What to produce -> For each line below that contains the word "reserves", make a copy.

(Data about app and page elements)
——

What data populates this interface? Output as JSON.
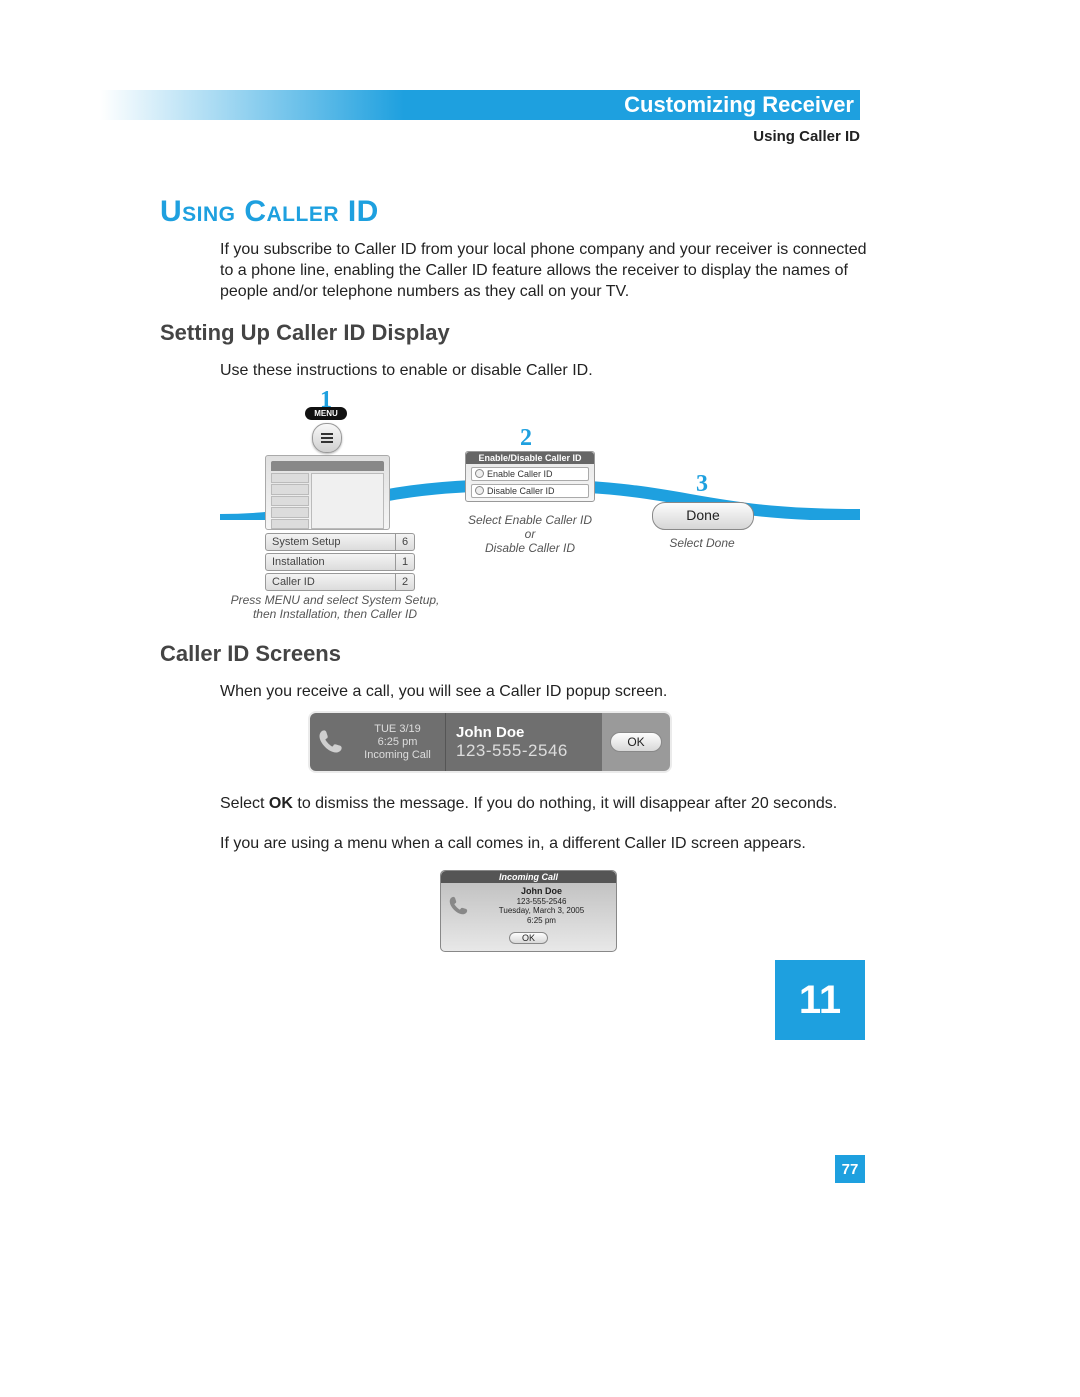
{
  "header": {
    "chapter_title": "Customizing Receiver",
    "section_label": "Using Caller ID"
  },
  "heading": "Using Caller ID",
  "intro_paragraph": "If you subscribe to Caller ID from your local phone company and your receiver is connected to a phone line, enabling the Caller ID feature allows the receiver to display the names of people and/or telephone numbers as they call on your TV.",
  "setup": {
    "heading": "Setting Up Caller ID Display",
    "paragraph": "Use these instructions to enable or disable Caller ID.",
    "step1": {
      "number": "1",
      "menu_chip": "MENU",
      "rows": [
        {
          "label": "System Setup",
          "num": "6"
        },
        {
          "label": "Installation",
          "num": "1"
        },
        {
          "label": "Caller ID",
          "num": "2"
        }
      ],
      "caption": "Press MENU and select System Setup, then Installation, then Caller ID"
    },
    "step2": {
      "number": "2",
      "dialog_title": "Enable/Disable Caller ID",
      "option_enable": "Enable Caller ID",
      "option_disable": "Disable Caller ID",
      "caption": "Select Enable Caller ID or Disable Caller ID"
    },
    "step3": {
      "number": "3",
      "button": "Done",
      "caption": "Select Done"
    }
  },
  "screens": {
    "heading": "Caller ID Screens",
    "para1": "When you receive a call, you will see a Caller ID popup screen.",
    "popup": {
      "date": "TUE 3/19",
      "time": "6:25 pm",
      "status": "Incoming Call",
      "name": "John Doe",
      "phone": "123-555-2546",
      "ok": "OK"
    },
    "para2_pre": "Select ",
    "para2_bold": "OK",
    "para2_post": " to dismiss the message. If you do nothing, it will disappear after 20 seconds.",
    "para3": "If you are using a menu when a call comes in, a different Caller ID screen appears.",
    "popup2": {
      "title": "Incoming Call",
      "name": "John Doe",
      "phone": "123-555-2546",
      "date_long": "Tuesday, March 3, 2005",
      "time": "6:25 pm",
      "ok": "OK"
    }
  },
  "chapter_number": "11",
  "page_number": "77"
}
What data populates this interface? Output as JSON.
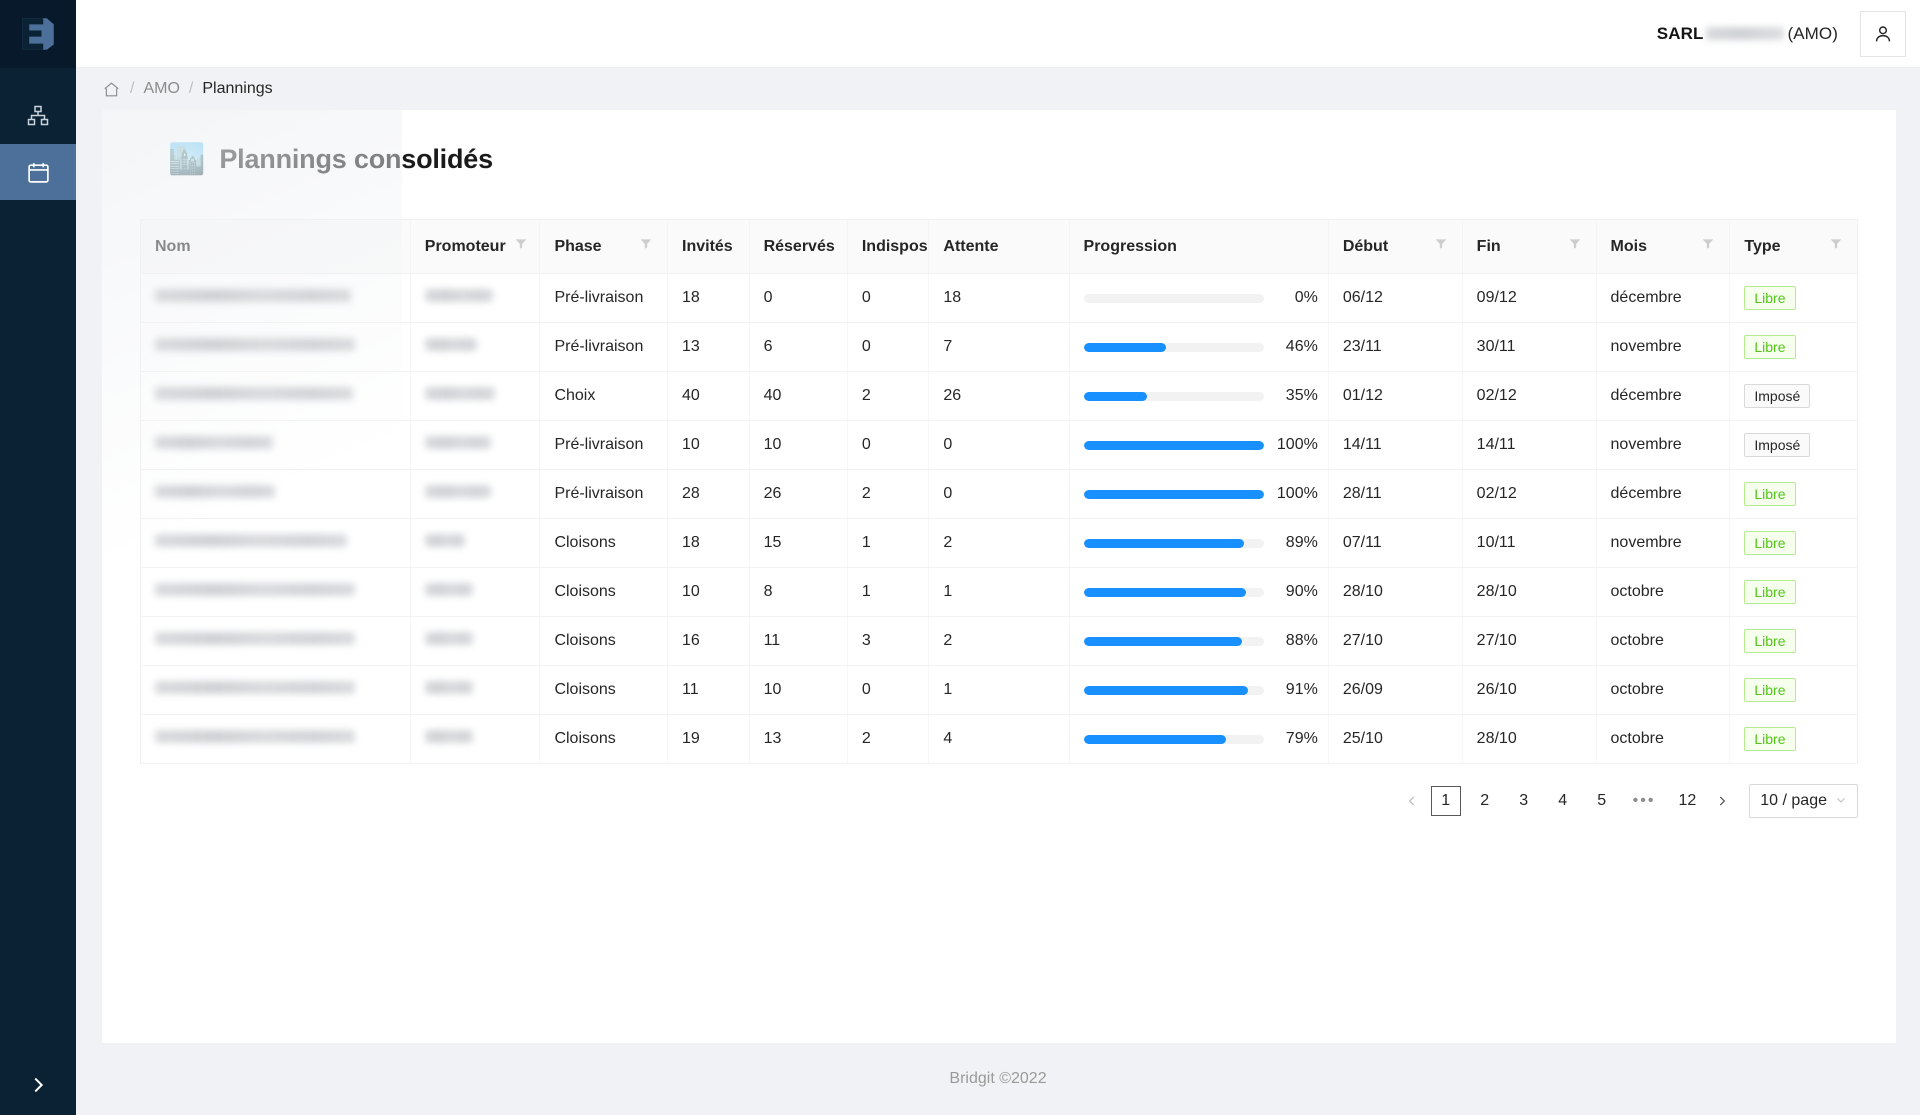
{
  "app": {
    "logo_name": "bridgit-logo",
    "footer": "Bridgit ©2022"
  },
  "sidebar": {
    "items": [
      {
        "name": "sidebar-item-organisation",
        "icon": "sitemap-icon",
        "active": false
      },
      {
        "name": "sidebar-item-plannings",
        "icon": "calendar-icon",
        "active": true
      }
    ],
    "expand_label": "",
    "expand_icon": "chevron-right-icon",
    "active_color": "#4d709a",
    "background": "#0b2134"
  },
  "topbar": {
    "account_prefix": "SARL",
    "account_redacted": true,
    "account_suffix": "(AMO)",
    "avatar_icon": "user-icon"
  },
  "breadcrumb": {
    "home_icon": "home-icon",
    "separator": "/",
    "items": [
      {
        "label": "AMO",
        "current": false
      },
      {
        "label": "Plannings",
        "current": true
      }
    ]
  },
  "page": {
    "emoji": "🏙️",
    "emoji_name": "cityscape-emoji",
    "title": "Plannings consolidés"
  },
  "table": {
    "columns": [
      {
        "key": "nom",
        "label": "Nom",
        "filter": false
      },
      {
        "key": "promoteur",
        "label": "Promoteur",
        "filter": true
      },
      {
        "key": "phase",
        "label": "Phase",
        "filter": true
      },
      {
        "key": "invites",
        "label": "Invités",
        "filter": false
      },
      {
        "key": "reserves",
        "label": "Réservés",
        "filter": false
      },
      {
        "key": "indispos",
        "label": "Indispos",
        "filter": false
      },
      {
        "key": "attente",
        "label": "Attente",
        "filter": false
      },
      {
        "key": "progression",
        "label": "Progression",
        "filter": false
      },
      {
        "key": "debut",
        "label": "Début",
        "filter": true
      },
      {
        "key": "fin",
        "label": "Fin",
        "filter": true
      },
      {
        "key": "mois",
        "label": "Mois",
        "filter": true
      },
      {
        "key": "type",
        "label": "Type",
        "filter": true
      }
    ],
    "rows": [
      {
        "nom": "",
        "nom_redacted_width": 196,
        "promoteur": "",
        "promoteur_redacted_width": 68,
        "phase": "Pré-livraison",
        "invites": "18",
        "reserves": "0",
        "indispos": "0",
        "attente": "18",
        "progression": 0,
        "progression_label": "0%",
        "debut": "06/12",
        "fin": "09/12",
        "mois": "décembre",
        "type": "Libre",
        "type_style": "libre"
      },
      {
        "nom": "",
        "nom_redacted_width": 200,
        "promoteur": "",
        "promoteur_redacted_width": 52,
        "phase": "Pré-livraison",
        "invites": "13",
        "reserves": "6",
        "indispos": "0",
        "attente": "7",
        "progression": 46,
        "progression_label": "46%",
        "debut": "23/11",
        "fin": "30/11",
        "mois": "novembre",
        "type": "Libre",
        "type_style": "libre"
      },
      {
        "nom": "",
        "nom_redacted_width": 198,
        "promoteur": "",
        "promoteur_redacted_width": 70,
        "phase": "Choix",
        "invites": "40",
        "reserves": "40",
        "indispos": "2",
        "attente": "26",
        "progression": 35,
        "progression_label": "35%",
        "debut": "01/12",
        "fin": "02/12",
        "mois": "décembre",
        "type": "Imposé",
        "type_style": "impose"
      },
      {
        "nom": "",
        "nom_redacted_width": 118,
        "promoteur": "",
        "promoteur_redacted_width": 66,
        "phase": "Pré-livraison",
        "invites": "10",
        "reserves": "10",
        "indispos": "0",
        "attente": "0",
        "progression": 100,
        "progression_label": "100%",
        "debut": "14/11",
        "fin": "14/11",
        "mois": "novembre",
        "type": "Imposé",
        "type_style": "impose"
      },
      {
        "nom": "",
        "nom_redacted_width": 120,
        "promoteur": "",
        "promoteur_redacted_width": 66,
        "phase": "Pré-livraison",
        "invites": "28",
        "reserves": "26",
        "indispos": "2",
        "attente": "0",
        "progression": 100,
        "progression_label": "100%",
        "debut": "28/11",
        "fin": "02/12",
        "mois": "décembre",
        "type": "Libre",
        "type_style": "libre"
      },
      {
        "nom": "",
        "nom_redacted_width": 192,
        "promoteur": "",
        "promoteur_redacted_width": 40,
        "phase": "Cloisons",
        "invites": "18",
        "reserves": "15",
        "indispos": "1",
        "attente": "2",
        "progression": 89,
        "progression_label": "89%",
        "debut": "07/11",
        "fin": "10/11",
        "mois": "novembre",
        "type": "Libre",
        "type_style": "libre"
      },
      {
        "nom": "",
        "nom_redacted_width": 200,
        "promoteur": "",
        "promoteur_redacted_width": 48,
        "phase": "Cloisons",
        "invites": "10",
        "reserves": "8",
        "indispos": "1",
        "attente": "1",
        "progression": 90,
        "progression_label": "90%",
        "debut": "28/10",
        "fin": "28/10",
        "mois": "octobre",
        "type": "Libre",
        "type_style": "libre"
      },
      {
        "nom": "",
        "nom_redacted_width": 200,
        "promoteur": "",
        "promoteur_redacted_width": 48,
        "phase": "Cloisons",
        "invites": "16",
        "reserves": "11",
        "indispos": "3",
        "attente": "2",
        "progression": 88,
        "progression_label": "88%",
        "debut": "27/10",
        "fin": "27/10",
        "mois": "octobre",
        "type": "Libre",
        "type_style": "libre"
      },
      {
        "nom": "",
        "nom_redacted_width": 200,
        "promoteur": "",
        "promoteur_redacted_width": 48,
        "phase": "Cloisons",
        "invites": "11",
        "reserves": "10",
        "indispos": "0",
        "attente": "1",
        "progression": 91,
        "progression_label": "91%",
        "debut": "26/09",
        "fin": "26/10",
        "mois": "octobre",
        "type": "Libre",
        "type_style": "libre"
      },
      {
        "nom": "",
        "nom_redacted_width": 200,
        "promoteur": "",
        "promoteur_redacted_width": 48,
        "phase": "Cloisons",
        "invites": "19",
        "reserves": "13",
        "indispos": "2",
        "attente": "4",
        "progression": 79,
        "progression_label": "79%",
        "debut": "25/10",
        "fin": "28/10",
        "mois": "octobre",
        "type": "Libre",
        "type_style": "libre"
      }
    ]
  },
  "pagination": {
    "prev_icon": "chevron-left-icon",
    "next_icon": "chevron-right-icon",
    "pages": [
      "1",
      "2",
      "3",
      "4",
      "5"
    ],
    "ellipsis": "•••",
    "last_page": "12",
    "active_page": "1",
    "page_size_label": "10 / page",
    "page_size_caret": "chevron-down-icon"
  },
  "colors": {
    "progress_fill": "#1890ff",
    "tag_libre_text": "#52c41a",
    "tag_libre_bg": "#f6ffed",
    "tag_libre_border": "#b7eb8f",
    "sidebar_bg": "#0b2134",
    "sidebar_active": "#4d709a",
    "page_bg": "#f0f2f5"
  }
}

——

Expected answer ->
        "key": "reserves",
        "reserves": "0",
        "reserves": "6",
        "reserves": "40",
        "reserves": "10",
        "reserves": "26",
        "reserves": "15",
        "reserves": "8",
        "reserves": "11",
        "reserves": "10",
        "reserves": "13",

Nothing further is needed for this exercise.